(PROBLEM TO SOLVE):
The answer is every line in the data below that contains the word "nServletException".

(Items from an interface collection):
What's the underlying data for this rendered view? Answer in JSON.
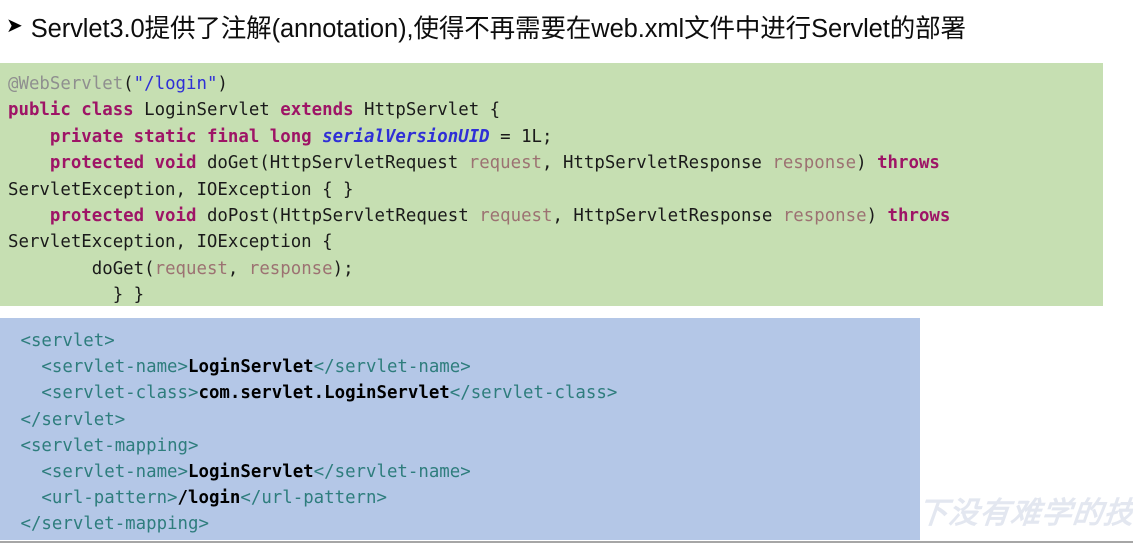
{
  "slide": {
    "bullet_glyph": "➜",
    "bullet_icon_name": "arrow-bullet-icon",
    "heading": "Servlet3.0提供了注解(annotation),使得不再需要在web.xml文件中进行Servlet的部署",
    "watermark": "下没有难学的技术",
    "colors": {
      "java_block_bg": "#c6dfb2",
      "xml_block_bg": "#b4c7e7",
      "keyword": "#9e1466",
      "string": "#2f2fd6",
      "annotation": "#8f8f8f",
      "parameter": "#9c7272",
      "xml_tag": "#2e7d7d",
      "rule": "#a6a6a6"
    }
  },
  "java_code": {
    "language": "java",
    "lines": [
      [
        {
          "t": "@WebServlet",
          "c": "j-anno"
        },
        {
          "t": "(",
          "c": "j-plain"
        },
        {
          "t": "\"/login\"",
          "c": "j-str"
        },
        {
          "t": ")",
          "c": "j-plain"
        }
      ],
      [
        {
          "t": "public class ",
          "c": "j-kw"
        },
        {
          "t": "LoginServlet ",
          "c": "j-plain"
        },
        {
          "t": "extends ",
          "c": "j-kw"
        },
        {
          "t": "HttpServlet {",
          "c": "j-plain"
        }
      ],
      [
        {
          "t": "    ",
          "c": "j-plain"
        },
        {
          "t": "private static final long ",
          "c": "j-kw"
        },
        {
          "t": "serialVersionUID",
          "c": "j-field"
        },
        {
          "t": " = 1L;",
          "c": "j-plain"
        }
      ],
      [
        {
          "t": "    ",
          "c": "j-plain"
        },
        {
          "t": "protected void ",
          "c": "j-kw"
        },
        {
          "t": "doGet(HttpServletRequest ",
          "c": "j-plain"
        },
        {
          "t": "request",
          "c": "j-param"
        },
        {
          "t": ", HttpServletResponse ",
          "c": "j-plain"
        },
        {
          "t": "response",
          "c": "j-param"
        },
        {
          "t": ") ",
          "c": "j-plain"
        },
        {
          "t": "throws",
          "c": "j-kw"
        },
        {
          "t": "\nServletException, IOException { }",
          "c": "j-plain"
        }
      ],
      [
        {
          "t": "    ",
          "c": "j-plain"
        },
        {
          "t": "protected void ",
          "c": "j-kw"
        },
        {
          "t": "doPost(HttpServletRequest ",
          "c": "j-plain"
        },
        {
          "t": "request",
          "c": "j-param"
        },
        {
          "t": ", HttpServletResponse ",
          "c": "j-plain"
        },
        {
          "t": "response",
          "c": "j-param"
        },
        {
          "t": ") ",
          "c": "j-plain"
        },
        {
          "t": "throws",
          "c": "j-kw"
        },
        {
          "t": "\nServletException, IOException {",
          "c": "j-plain"
        }
      ],
      [
        {
          "t": "        doGet(",
          "c": "j-plain"
        },
        {
          "t": "request",
          "c": "j-param"
        },
        {
          "t": ", ",
          "c": "j-plain"
        },
        {
          "t": "response",
          "c": "j-param"
        },
        {
          "t": ");",
          "c": "j-plain"
        }
      ],
      [
        {
          "t": "          } }",
          "c": "j-plain"
        }
      ]
    ]
  },
  "xml_code": {
    "language": "xml",
    "lines": [
      [
        {
          "t": " <servlet>",
          "c": "x-tag"
        }
      ],
      [
        {
          "t": "   <servlet-name>",
          "c": "x-tag"
        },
        {
          "t": "LoginServlet",
          "c": "x-val"
        },
        {
          "t": "</servlet-name>",
          "c": "x-tag"
        }
      ],
      [
        {
          "t": "   <servlet-class>",
          "c": "x-tag"
        },
        {
          "t": "com.servlet.LoginServlet",
          "c": "x-val"
        },
        {
          "t": "</servlet-class>",
          "c": "x-tag"
        }
      ],
      [
        {
          "t": " </servlet>",
          "c": "x-tag"
        }
      ],
      [
        {
          "t": " <servlet-mapping>",
          "c": "x-tag"
        }
      ],
      [
        {
          "t": "   <servlet-name>",
          "c": "x-tag"
        },
        {
          "t": "LoginServlet",
          "c": "x-val"
        },
        {
          "t": "</servlet-name>",
          "c": "x-tag"
        }
      ],
      [
        {
          "t": "   <url-pattern>",
          "c": "x-tag"
        },
        {
          "t": "/login",
          "c": "x-val"
        },
        {
          "t": "</url-pattern>",
          "c": "x-tag"
        }
      ],
      [
        {
          "t": " </servlet-mapping>",
          "c": "x-tag"
        }
      ]
    ]
  }
}
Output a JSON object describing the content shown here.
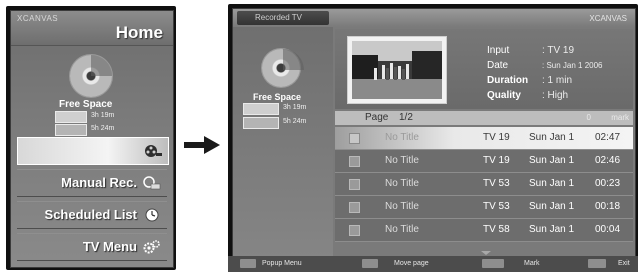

(EXERCISE RESPONSE):
          "t": "\nServletException, IOException { }",
          "t": "\nServletException, IOException {",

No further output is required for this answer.